Splunk also helps Cox meet their PCI requirements. For example, Splunk monitors for use of the ‘switchuser’ command on highly-sensitive machines and maps user details to use of the command – this lets them quickly filter out routine actions from anomalous actions.
And what about the future? Tim said it was all about new devices and more data. He’s happy with Splunk’s ability to eat syslog at the rate that it’s sent, “The great thing about Splunk is that it’s already ready for new data types and sources.”.
Joseph Rinckey – BlueCross BlueShield Tennessee
Joseph is the lead VMware systems engineer for BlueCross BlueShield Tennessee. BCBST currently serves 4.3 million people across Tennessee and is part of a nationwide association of healthcare plans.
They are relatively new users of Splunk, using it to manage their VMware environment. This consists of 470 VMs, the majority of which are Windows, on 32 hosts, in 4 separate clusters spanning 50 different datastores – this covers about 43% of their total environment.
Before Joe, management’s perception of virtualization wasn’t all that great. They basically didn’t see it as production ready (due to historic issues). Then came Joe. Armed with a determined team of 2 (including himself) and Splunk, he turned this perception completely around, by maintaining uptime and reliability, and building confidence – “We don’t have a downtime on the hosts now with Splunk”.
Now management wants to virtualize 90% of their total environment in the next 12 months!
Choosing Splunk for Virtualization Management
When asked by an audience member why he chose Splunk, Joe’s answer was simple “Splunk does more”. He went on to describe their evaluation process: “We looked at 8 other VMware third-party management tools, including big names, with some nice features, but they were too narrow and specific”. He said, “We wanted more than performance management, we wanted to consolidate our logs, to grasp what’s going on in our environment. We wanted to do more than just get notified, we wanted to be proactive.”
Getting Data Into Splunk
Currently all VMware infrastructure data is being sent to Splunk, including host logs, which includes everything in syslog, plus several logs not in syslog, such vpxa and the hostd logs. He tipped the audience where they can find more information on getting non-syslog data into Splunk:
Joe’s using the Splunk for VMware App, which enables him to grab all vCenter logs in near real-time – an impossibility before Splunk due to volume and frequency, and also vmware.log files.
The end result is that they now have a clear understanding of their baseline environment:
- They know when/where something attached to our environment is failing – and can fix it
- Splunk notifies them if certain ESX processes (hostd) run out of memory
- They can visualize data in charts quickly and easily, see what percentage of VMware tools are out of date; analytics on server utilization and network utilization
What’s next for BCBST and Joe? “To do more with Splunk, including sending application logs running in the VMs to Splunk in order to provide a more complete view, creating management reports that provide greater visibility and best of all, enjoying how much Splunk makes me look like the Jason Bourne of Virtualization”!

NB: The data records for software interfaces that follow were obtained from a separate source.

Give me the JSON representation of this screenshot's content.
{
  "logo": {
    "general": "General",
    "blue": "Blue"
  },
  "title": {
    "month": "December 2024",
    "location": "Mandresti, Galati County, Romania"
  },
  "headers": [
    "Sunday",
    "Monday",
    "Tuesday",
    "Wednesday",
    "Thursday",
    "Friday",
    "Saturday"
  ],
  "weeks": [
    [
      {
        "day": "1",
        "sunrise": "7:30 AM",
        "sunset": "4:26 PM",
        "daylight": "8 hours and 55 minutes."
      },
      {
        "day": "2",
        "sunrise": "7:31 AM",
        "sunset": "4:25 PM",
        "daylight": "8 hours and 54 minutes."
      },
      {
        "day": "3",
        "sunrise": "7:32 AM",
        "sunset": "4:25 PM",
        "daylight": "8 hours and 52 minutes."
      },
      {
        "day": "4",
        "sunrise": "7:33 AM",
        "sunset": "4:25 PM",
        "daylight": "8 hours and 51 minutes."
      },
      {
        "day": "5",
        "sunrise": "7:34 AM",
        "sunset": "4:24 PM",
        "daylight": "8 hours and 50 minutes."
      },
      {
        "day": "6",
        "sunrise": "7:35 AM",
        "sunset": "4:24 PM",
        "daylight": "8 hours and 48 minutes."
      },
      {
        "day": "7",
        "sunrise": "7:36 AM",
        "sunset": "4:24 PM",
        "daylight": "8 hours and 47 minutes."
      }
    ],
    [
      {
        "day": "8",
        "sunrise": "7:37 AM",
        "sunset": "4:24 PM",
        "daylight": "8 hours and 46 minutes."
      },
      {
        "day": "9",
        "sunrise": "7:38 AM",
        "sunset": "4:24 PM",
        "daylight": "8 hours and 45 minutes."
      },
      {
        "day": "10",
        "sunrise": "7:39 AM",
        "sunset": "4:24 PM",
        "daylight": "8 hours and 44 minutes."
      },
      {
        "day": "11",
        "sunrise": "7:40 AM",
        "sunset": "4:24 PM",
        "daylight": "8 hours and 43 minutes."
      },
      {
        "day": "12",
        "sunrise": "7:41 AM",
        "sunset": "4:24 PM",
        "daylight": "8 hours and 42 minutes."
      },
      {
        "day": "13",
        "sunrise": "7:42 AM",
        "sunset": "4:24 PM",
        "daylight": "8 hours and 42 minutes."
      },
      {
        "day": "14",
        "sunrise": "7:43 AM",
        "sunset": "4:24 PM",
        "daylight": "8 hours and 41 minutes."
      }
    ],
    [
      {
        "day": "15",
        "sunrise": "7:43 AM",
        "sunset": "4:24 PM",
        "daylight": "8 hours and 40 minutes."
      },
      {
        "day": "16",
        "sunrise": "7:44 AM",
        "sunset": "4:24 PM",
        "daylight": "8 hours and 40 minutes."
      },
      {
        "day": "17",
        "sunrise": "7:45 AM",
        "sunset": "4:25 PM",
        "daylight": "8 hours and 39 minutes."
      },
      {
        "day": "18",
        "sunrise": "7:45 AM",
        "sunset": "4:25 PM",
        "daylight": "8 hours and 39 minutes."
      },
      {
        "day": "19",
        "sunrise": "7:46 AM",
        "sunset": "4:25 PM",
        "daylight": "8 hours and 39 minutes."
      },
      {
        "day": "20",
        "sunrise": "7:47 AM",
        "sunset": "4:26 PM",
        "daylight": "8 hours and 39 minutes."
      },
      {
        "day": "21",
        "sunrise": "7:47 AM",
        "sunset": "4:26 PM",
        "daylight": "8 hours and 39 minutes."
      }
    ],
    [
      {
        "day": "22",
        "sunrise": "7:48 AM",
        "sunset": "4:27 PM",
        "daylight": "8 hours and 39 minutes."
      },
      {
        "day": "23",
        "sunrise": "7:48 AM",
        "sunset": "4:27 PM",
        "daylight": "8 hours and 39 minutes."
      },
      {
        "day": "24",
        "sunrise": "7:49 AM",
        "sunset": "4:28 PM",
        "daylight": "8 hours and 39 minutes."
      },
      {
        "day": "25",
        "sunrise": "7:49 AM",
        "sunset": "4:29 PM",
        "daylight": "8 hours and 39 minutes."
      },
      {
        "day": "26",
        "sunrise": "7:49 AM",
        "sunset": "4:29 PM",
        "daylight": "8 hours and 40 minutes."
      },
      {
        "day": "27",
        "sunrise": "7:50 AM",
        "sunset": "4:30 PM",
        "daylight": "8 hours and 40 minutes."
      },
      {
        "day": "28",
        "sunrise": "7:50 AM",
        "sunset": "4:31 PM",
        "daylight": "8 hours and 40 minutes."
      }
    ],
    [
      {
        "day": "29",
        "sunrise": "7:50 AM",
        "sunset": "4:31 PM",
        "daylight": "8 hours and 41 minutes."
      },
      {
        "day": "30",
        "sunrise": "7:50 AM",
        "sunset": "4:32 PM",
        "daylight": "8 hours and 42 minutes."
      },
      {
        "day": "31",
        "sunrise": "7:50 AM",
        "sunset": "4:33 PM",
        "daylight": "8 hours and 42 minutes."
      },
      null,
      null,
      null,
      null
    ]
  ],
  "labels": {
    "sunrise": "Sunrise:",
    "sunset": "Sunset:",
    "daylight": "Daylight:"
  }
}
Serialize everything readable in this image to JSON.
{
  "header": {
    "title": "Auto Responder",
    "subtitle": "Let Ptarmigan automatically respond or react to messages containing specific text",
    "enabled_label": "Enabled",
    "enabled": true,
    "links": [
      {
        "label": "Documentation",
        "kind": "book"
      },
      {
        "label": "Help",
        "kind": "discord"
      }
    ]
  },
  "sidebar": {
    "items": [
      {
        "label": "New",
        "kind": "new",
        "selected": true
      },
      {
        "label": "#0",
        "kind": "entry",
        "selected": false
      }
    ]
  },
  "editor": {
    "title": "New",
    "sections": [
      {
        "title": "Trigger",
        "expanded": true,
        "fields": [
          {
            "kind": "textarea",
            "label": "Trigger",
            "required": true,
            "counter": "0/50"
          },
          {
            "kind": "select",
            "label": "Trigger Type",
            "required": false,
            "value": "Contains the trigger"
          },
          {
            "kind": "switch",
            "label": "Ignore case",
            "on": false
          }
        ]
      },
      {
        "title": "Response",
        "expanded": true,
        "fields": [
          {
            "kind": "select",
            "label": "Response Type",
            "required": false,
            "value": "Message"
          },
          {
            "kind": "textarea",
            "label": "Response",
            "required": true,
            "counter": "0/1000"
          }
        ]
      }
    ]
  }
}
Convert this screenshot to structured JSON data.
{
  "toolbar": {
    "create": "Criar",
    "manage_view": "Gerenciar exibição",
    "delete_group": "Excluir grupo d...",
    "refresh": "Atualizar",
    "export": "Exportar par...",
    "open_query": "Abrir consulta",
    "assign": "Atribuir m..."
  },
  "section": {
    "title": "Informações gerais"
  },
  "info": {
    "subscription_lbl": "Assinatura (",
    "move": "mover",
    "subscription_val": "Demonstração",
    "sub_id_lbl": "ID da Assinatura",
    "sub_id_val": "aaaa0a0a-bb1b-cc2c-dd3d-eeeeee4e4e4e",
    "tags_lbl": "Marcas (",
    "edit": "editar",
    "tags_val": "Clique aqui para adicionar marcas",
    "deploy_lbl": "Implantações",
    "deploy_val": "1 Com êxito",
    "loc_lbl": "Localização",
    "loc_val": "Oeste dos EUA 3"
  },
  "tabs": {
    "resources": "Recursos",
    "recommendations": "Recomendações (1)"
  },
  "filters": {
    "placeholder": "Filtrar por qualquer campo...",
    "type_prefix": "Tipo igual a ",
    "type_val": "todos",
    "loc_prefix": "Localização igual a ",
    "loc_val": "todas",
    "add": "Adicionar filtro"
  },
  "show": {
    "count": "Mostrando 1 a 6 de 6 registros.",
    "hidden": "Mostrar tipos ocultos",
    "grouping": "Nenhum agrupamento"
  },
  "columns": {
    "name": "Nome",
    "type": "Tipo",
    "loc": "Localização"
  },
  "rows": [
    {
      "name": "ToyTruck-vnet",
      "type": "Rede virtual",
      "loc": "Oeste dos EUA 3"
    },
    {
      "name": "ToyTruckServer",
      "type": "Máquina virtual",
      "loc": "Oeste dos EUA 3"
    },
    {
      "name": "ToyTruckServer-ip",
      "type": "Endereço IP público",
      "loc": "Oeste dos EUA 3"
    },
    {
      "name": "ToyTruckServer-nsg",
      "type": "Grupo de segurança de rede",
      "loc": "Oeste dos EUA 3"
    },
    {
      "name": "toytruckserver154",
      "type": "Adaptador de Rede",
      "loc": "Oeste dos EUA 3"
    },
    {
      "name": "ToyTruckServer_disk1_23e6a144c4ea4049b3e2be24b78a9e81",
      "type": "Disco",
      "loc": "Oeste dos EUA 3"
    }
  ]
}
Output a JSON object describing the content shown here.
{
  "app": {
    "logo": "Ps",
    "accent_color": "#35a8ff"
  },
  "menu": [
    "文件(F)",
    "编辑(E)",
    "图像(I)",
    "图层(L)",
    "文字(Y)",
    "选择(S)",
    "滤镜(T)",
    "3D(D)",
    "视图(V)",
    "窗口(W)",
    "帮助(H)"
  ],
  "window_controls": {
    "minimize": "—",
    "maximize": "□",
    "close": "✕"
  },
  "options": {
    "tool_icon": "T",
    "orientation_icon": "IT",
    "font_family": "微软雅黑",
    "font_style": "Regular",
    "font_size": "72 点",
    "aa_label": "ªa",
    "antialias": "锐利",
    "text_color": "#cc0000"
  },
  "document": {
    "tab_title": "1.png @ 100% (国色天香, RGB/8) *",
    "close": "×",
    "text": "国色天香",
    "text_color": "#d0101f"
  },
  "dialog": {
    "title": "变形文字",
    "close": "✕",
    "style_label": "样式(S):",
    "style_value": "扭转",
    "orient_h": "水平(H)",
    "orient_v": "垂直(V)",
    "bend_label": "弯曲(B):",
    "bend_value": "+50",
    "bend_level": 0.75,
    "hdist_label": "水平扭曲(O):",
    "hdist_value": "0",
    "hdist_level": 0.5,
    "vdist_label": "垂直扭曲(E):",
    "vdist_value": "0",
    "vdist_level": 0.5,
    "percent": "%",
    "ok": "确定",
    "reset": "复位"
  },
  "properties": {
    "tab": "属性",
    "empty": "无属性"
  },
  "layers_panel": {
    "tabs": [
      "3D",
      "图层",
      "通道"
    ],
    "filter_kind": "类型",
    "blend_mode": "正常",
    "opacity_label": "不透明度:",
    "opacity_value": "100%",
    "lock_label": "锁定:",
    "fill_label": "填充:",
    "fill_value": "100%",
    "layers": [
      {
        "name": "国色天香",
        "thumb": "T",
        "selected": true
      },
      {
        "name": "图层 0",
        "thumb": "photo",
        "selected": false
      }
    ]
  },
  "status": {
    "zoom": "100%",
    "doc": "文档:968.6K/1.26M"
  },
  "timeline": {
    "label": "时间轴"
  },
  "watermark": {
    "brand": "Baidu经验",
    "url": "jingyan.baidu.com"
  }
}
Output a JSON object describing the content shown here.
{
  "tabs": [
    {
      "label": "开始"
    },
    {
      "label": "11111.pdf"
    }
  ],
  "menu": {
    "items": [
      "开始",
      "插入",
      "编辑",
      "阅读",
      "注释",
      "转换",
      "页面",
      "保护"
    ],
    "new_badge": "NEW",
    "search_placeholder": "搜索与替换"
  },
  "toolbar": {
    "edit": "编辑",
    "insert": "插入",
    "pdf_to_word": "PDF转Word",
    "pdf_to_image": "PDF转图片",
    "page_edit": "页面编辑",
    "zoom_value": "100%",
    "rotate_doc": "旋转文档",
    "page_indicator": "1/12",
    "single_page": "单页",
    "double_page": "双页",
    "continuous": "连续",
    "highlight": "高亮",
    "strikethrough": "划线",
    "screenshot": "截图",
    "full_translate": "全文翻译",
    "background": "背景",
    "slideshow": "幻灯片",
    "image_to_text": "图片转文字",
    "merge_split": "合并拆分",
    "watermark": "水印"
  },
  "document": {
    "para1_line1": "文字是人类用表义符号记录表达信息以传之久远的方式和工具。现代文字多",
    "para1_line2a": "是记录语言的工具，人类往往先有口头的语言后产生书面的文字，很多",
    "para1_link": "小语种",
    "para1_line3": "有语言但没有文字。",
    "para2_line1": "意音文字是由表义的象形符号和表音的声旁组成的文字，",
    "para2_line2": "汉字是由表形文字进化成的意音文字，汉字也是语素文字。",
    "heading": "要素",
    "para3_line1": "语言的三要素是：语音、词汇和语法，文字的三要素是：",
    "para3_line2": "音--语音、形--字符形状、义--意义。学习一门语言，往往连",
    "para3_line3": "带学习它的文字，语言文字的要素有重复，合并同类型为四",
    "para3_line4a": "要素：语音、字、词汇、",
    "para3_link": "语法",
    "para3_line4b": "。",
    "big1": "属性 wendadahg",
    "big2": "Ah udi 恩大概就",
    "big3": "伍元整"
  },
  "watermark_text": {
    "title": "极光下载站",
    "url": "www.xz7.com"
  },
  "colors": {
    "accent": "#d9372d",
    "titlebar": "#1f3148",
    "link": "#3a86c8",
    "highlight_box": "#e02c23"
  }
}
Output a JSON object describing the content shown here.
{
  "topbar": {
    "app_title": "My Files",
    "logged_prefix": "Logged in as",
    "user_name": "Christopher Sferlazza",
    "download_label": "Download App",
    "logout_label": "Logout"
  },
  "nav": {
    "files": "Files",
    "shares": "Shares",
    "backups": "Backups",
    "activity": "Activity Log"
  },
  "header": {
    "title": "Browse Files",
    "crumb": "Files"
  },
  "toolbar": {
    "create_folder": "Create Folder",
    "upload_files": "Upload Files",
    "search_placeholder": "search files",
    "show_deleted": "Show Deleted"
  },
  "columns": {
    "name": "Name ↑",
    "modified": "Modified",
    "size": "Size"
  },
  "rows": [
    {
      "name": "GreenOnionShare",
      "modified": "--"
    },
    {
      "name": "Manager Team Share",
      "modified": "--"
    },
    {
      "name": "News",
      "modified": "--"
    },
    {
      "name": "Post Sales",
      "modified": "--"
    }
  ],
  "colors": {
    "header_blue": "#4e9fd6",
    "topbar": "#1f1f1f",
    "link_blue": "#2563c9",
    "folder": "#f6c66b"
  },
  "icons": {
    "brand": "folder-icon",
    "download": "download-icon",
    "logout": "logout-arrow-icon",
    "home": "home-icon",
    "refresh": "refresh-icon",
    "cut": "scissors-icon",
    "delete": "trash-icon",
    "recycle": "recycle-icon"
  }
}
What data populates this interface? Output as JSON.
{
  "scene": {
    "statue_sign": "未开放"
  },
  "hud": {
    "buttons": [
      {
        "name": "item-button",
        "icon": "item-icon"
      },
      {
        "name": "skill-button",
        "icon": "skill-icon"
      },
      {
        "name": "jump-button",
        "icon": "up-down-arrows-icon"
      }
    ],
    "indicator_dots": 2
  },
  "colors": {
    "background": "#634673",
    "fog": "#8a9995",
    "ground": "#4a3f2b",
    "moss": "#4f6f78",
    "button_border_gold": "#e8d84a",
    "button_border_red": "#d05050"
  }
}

What struck me about the event and other SplunkLive events I have attended is the collaboration between attendees. When one person asks a question, it’s often another customer attendee that jumps in to answer. This is why we are focusing more than ever on community at Splunk, including the return of Splunkbase, Splunk Answers and our first ever User Conference this year!